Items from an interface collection
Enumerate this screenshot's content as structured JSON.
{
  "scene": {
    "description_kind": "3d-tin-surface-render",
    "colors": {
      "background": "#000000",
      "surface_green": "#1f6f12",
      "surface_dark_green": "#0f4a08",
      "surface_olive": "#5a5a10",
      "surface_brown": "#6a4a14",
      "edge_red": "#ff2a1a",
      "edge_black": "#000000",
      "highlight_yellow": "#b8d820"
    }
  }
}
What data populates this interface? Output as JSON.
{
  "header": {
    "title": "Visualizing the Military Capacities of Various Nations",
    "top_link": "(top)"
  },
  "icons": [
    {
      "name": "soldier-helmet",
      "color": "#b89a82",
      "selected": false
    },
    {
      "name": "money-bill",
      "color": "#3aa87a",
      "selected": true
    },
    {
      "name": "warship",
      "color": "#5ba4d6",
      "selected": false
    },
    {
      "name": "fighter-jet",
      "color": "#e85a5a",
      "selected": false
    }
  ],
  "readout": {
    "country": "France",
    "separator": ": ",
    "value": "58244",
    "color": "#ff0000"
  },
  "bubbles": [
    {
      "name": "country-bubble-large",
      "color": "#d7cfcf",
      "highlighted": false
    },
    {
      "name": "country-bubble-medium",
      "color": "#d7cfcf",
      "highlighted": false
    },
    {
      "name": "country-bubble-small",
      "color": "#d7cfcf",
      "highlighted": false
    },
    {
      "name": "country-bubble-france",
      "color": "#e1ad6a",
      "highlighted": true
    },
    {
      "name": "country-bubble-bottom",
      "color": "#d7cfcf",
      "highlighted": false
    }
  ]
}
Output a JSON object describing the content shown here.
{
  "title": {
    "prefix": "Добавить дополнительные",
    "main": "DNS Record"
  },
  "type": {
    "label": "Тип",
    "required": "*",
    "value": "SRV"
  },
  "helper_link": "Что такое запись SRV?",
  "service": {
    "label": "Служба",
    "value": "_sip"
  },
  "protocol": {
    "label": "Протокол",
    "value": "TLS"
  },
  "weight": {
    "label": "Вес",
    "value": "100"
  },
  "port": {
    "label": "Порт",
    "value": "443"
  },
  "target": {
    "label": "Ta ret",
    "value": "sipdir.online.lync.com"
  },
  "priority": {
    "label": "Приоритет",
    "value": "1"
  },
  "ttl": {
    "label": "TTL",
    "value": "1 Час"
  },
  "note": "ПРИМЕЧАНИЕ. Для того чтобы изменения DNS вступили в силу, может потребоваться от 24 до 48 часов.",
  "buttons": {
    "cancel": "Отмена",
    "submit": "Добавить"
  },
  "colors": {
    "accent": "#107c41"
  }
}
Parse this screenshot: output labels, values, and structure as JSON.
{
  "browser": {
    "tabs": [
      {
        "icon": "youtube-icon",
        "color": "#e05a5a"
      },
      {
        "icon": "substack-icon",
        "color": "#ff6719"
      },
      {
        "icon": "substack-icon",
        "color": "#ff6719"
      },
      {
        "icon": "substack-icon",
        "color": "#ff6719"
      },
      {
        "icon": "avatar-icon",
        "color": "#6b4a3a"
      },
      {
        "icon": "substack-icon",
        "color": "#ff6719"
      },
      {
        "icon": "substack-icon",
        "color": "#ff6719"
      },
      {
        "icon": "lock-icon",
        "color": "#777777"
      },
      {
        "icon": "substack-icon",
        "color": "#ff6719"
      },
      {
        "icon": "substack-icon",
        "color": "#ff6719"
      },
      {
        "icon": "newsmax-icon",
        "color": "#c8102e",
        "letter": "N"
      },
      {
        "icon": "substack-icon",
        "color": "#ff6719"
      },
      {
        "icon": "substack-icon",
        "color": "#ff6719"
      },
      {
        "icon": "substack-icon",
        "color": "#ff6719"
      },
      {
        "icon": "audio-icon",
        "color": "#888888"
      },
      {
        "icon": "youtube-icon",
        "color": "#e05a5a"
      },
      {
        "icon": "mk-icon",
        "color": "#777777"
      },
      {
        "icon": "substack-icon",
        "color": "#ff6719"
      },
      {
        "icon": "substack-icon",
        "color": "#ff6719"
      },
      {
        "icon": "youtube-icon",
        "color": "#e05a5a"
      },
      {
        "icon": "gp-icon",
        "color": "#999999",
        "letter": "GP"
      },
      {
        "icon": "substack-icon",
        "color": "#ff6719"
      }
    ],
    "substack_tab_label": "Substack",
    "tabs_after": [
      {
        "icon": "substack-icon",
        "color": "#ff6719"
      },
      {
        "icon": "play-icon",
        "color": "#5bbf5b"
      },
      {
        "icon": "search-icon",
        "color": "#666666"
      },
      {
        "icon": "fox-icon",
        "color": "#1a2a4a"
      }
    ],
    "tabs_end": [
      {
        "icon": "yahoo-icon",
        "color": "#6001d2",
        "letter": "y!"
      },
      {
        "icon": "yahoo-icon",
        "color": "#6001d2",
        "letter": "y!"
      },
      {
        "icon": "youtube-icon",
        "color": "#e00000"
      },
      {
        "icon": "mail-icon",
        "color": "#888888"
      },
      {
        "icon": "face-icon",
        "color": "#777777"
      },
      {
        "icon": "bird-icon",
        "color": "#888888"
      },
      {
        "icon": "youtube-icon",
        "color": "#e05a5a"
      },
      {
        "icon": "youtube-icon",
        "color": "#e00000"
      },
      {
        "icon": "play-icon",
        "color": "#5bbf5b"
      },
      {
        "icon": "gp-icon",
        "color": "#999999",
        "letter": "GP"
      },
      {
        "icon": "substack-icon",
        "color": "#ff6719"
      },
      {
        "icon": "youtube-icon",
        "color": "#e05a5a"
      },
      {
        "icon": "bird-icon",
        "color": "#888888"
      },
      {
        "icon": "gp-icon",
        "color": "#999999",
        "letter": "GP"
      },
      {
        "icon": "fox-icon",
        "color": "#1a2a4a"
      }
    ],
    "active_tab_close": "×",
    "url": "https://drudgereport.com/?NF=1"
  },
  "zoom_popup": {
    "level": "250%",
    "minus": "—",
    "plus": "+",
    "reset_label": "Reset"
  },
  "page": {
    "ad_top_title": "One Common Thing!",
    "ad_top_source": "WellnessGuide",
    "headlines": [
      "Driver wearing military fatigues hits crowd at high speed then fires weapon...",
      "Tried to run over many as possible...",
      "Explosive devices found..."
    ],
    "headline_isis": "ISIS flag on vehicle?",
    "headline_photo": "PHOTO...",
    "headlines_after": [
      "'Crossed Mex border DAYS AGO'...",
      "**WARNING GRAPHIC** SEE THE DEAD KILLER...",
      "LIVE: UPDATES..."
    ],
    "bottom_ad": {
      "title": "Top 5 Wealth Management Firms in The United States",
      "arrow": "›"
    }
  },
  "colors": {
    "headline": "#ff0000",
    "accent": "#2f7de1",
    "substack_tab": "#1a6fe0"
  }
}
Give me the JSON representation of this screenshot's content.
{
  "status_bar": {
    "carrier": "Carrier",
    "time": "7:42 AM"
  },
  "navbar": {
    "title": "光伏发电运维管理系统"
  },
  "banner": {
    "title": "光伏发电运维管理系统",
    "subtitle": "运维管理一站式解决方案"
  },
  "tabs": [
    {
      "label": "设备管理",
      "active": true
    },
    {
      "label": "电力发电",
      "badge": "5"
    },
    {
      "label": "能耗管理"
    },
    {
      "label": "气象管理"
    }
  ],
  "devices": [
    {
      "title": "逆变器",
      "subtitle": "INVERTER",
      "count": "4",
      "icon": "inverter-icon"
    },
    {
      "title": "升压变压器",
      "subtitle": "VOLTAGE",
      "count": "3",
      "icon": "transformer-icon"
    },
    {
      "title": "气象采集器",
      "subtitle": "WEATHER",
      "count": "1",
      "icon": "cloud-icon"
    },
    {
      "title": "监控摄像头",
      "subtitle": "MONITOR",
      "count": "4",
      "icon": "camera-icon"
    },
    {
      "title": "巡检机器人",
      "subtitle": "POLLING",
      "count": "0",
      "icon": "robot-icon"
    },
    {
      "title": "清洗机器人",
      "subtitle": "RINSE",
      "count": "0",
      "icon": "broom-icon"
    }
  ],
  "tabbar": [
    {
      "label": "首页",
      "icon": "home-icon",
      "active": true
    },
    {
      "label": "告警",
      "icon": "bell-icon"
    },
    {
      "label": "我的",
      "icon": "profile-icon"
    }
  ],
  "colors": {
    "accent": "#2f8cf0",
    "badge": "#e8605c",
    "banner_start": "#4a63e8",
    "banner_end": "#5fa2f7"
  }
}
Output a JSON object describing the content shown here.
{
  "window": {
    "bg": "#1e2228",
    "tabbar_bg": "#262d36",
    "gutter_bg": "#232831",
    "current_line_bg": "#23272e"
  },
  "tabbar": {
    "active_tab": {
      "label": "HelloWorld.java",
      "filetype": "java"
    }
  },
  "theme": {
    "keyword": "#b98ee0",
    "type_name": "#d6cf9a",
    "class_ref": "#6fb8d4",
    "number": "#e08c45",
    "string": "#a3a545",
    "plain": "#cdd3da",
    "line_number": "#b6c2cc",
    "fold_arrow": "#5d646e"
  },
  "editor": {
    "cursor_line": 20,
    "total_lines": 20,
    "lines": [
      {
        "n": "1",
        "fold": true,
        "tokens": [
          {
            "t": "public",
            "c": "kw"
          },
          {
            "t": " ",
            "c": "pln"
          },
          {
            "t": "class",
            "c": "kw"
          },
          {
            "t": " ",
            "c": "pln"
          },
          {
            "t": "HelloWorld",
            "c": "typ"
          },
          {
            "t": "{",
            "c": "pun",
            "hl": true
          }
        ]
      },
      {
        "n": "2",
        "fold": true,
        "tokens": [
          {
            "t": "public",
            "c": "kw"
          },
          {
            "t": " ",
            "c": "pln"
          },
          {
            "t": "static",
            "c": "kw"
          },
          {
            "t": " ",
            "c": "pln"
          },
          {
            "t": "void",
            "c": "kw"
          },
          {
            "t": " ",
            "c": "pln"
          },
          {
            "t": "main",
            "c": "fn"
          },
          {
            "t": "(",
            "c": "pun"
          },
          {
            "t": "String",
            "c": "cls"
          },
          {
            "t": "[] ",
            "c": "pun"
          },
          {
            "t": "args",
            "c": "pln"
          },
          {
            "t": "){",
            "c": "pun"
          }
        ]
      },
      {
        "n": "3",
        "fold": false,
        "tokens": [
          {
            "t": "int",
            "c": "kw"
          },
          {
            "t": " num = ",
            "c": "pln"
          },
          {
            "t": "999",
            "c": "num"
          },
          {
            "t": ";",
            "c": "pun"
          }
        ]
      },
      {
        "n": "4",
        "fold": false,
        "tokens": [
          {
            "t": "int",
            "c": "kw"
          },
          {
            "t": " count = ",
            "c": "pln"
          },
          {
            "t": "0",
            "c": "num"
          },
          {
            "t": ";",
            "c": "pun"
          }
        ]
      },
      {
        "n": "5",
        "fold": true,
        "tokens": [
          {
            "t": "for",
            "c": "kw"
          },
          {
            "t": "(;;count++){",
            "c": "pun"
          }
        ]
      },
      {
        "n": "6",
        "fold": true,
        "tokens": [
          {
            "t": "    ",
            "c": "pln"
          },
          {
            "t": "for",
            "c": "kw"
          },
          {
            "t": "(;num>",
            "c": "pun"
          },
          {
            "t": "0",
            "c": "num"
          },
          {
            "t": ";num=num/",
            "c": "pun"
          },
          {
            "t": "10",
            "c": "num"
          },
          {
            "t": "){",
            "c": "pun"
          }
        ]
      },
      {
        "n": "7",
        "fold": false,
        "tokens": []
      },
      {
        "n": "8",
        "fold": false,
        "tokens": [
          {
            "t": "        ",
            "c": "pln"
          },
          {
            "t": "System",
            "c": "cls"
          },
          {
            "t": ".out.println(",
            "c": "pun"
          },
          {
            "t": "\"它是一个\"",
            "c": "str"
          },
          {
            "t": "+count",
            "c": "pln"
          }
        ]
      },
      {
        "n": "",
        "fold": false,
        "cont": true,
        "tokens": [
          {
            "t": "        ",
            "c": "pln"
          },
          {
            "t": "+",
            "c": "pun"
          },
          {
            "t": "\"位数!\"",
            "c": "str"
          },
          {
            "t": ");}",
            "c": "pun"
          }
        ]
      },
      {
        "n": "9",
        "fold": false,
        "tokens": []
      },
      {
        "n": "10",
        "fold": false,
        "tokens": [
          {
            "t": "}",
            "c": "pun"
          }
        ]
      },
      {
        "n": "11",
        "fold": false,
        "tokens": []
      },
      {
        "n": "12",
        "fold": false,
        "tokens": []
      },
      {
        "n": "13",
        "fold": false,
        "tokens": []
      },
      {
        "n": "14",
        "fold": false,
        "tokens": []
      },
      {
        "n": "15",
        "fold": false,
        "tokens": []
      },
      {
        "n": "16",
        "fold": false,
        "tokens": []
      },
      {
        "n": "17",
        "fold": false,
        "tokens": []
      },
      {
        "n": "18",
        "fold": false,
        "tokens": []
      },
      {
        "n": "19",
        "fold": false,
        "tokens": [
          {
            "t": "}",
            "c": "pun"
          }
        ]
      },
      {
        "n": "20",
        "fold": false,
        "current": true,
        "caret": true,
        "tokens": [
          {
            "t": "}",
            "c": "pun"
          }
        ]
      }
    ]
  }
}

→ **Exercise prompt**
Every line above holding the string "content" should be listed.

→ **Task output**
Enumerate this screenshot's content as structured JSON.
Output a JSON object describing the content shown here.
Give me the JSON representation of this screenshot's content.
Output a JSON object describing the content shown here.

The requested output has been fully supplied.